Gubins, an associate in Goodwin Procter’s Business Law Department, stated, in regards to when an attorney should be involved in the deal process, that it depends on the level of comfort the angel has with the investment and her attorney. If you are less comfortable with the terms, utilizing an attorney is a great way to gain counsel free of charge until the deal comes through. Gubins added that you should strive to develop a great relationship with your attorney.
One of the attendees asked the panelists, “What are the pitfalls of the convertible note?”
Wheeler, a principal with Greroft Paycrtners, said that there are “certain times where [a convertible note] makes sense, and certain times where it doesn’t.” It varies based on personal preference but “shouldn’t be characterized as a ‘bad thing.’”
“Uncapped notes should be avoided,” she added. According to Forbes.com, uncapped rounds are more favorable to the entrepreneur; under this type of note, the investor has no guarantee of how much equity his or her money purchases.
“You lose control,” said Gubins..
The panelists also offered advice in regards to aspects of the investing world that angels shouldn’t stress over.
Piol, partner and co-founder of AlphaPrime Ventures and Vedanta Capital, said that when he first started out, he didn’t know anything about term sheets. They are the “most difficult and intimidating thing. Don’t worry about it…You will learn it by heart… [There are] always a number of terms you should know, but…[it’s] something you learn as you go. It’s part of the experience. There are a lot of bigger issues you should address, so don’t stress out too much over it.”

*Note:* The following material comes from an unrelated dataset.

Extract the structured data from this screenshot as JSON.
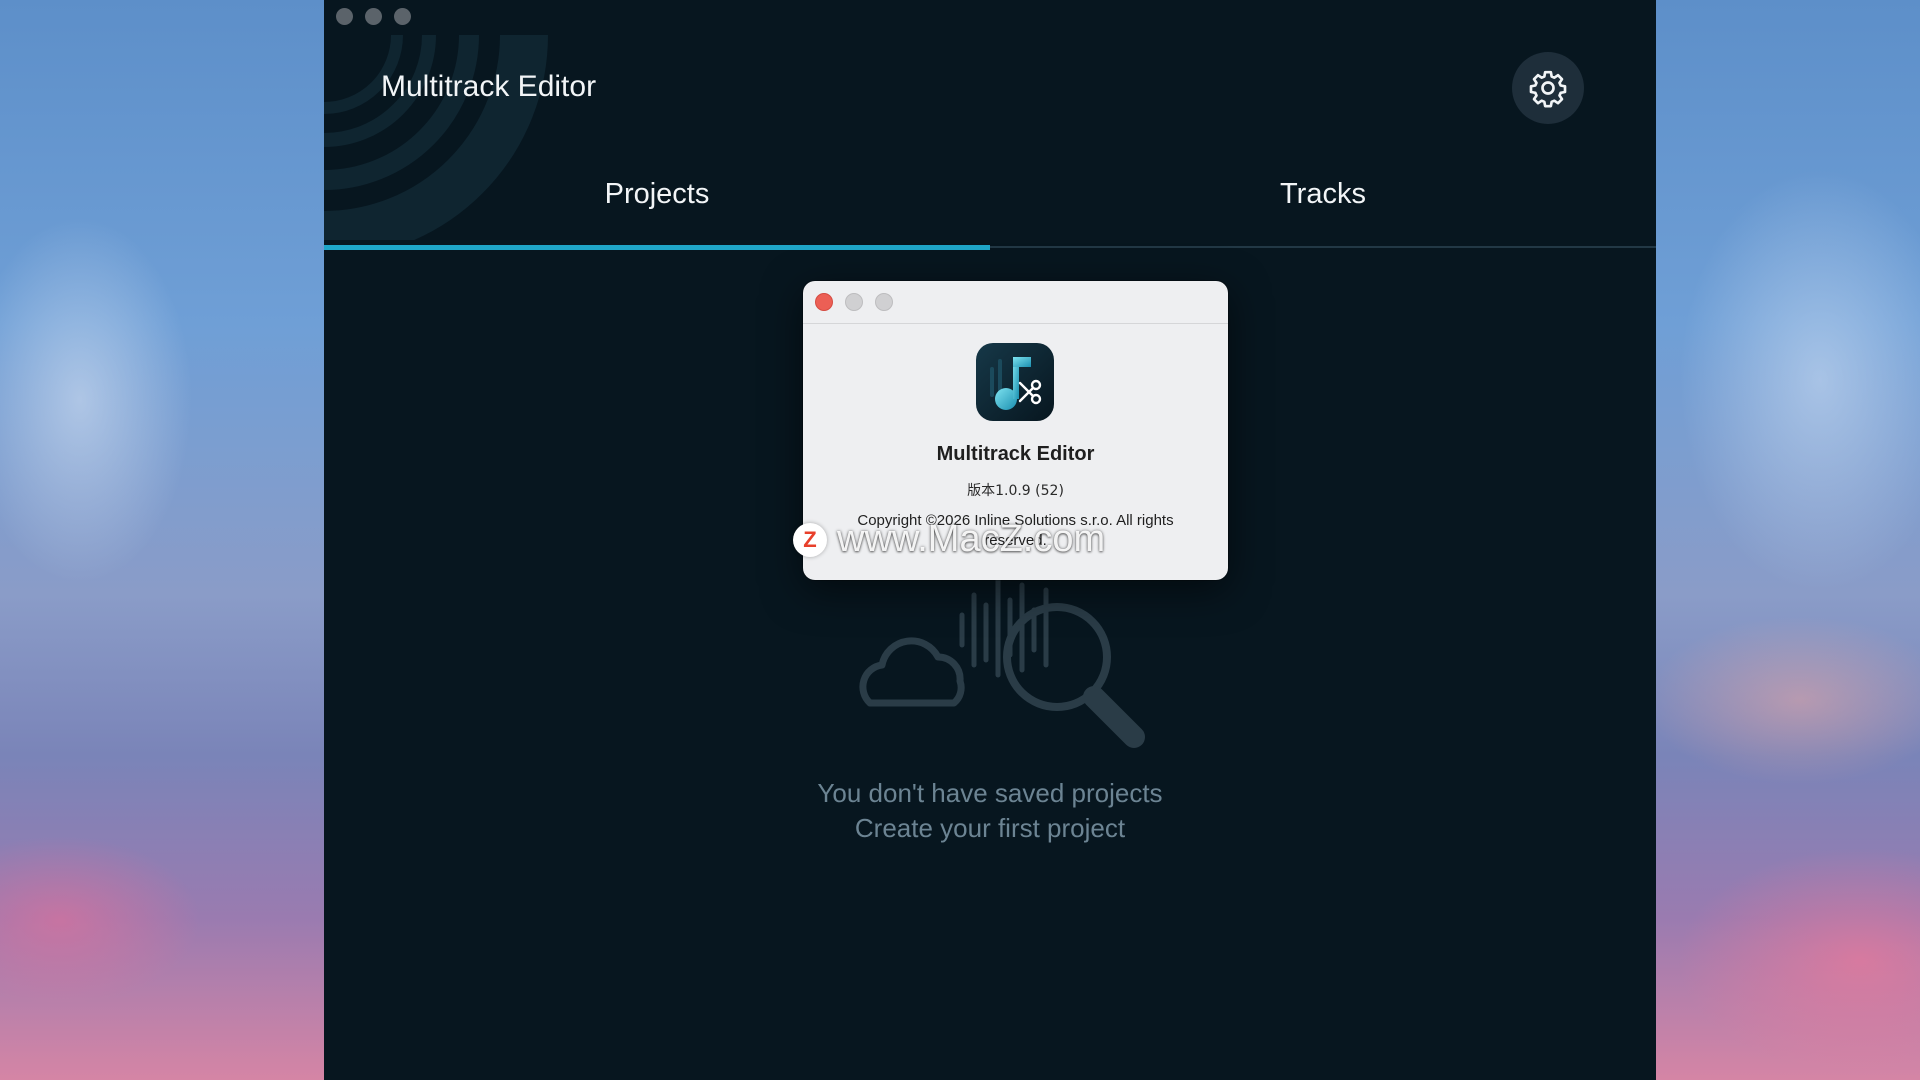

Wheeler, when asked about registration rights, asserted that they “are not worth spending any time on at all—very irrelevant. On the road to IPO, they get renegotiated.”
“Angels play a role more than just getting money,” Charania said, addressing Piol. “What would you expect the involvement or role of these angels [to be]?”
Piol answered, “[Angels] help companies in many ways they don’t realize they can…from legal issues to real estate issues to tech issues—there are many ways they can bring expertise to play, and that is well encouraged.”
Later in the event, Pipeline Fellows were able to gain hands-on experience, applying the lessons they had learned throughout the day by participating in a case study in which they valued a business and negotiated with an entrepreneur. No easy task and to be someone willing to take it on, you have to be something of, well, an angel.
Image credit: Photos 1 and 3 by Erica Torres. All others by Megan Maneval.